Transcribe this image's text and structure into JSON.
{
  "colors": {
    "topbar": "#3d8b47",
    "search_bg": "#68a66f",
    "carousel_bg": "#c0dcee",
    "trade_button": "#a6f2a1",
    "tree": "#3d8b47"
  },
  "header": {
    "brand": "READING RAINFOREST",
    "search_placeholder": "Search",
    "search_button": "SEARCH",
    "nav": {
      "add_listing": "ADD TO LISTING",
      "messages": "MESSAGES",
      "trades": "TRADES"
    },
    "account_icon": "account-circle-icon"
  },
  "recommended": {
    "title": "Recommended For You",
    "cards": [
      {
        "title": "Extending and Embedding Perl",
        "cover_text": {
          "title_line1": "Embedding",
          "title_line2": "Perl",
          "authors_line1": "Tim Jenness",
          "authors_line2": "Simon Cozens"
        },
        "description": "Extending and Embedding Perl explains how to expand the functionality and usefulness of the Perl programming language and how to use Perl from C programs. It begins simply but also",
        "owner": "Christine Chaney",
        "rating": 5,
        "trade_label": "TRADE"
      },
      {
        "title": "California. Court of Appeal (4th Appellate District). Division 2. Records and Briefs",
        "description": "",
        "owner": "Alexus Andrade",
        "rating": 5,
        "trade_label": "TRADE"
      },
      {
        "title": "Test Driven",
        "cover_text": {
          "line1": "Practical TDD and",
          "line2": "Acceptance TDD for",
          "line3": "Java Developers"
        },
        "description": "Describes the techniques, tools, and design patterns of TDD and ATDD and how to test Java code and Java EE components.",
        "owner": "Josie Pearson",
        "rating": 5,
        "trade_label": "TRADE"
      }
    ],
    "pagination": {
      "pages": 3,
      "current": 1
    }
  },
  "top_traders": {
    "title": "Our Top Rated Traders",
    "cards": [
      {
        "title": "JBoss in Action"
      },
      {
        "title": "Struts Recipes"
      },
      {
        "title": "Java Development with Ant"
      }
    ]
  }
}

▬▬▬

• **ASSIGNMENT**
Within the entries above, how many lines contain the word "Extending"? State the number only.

• **ANSWER**
2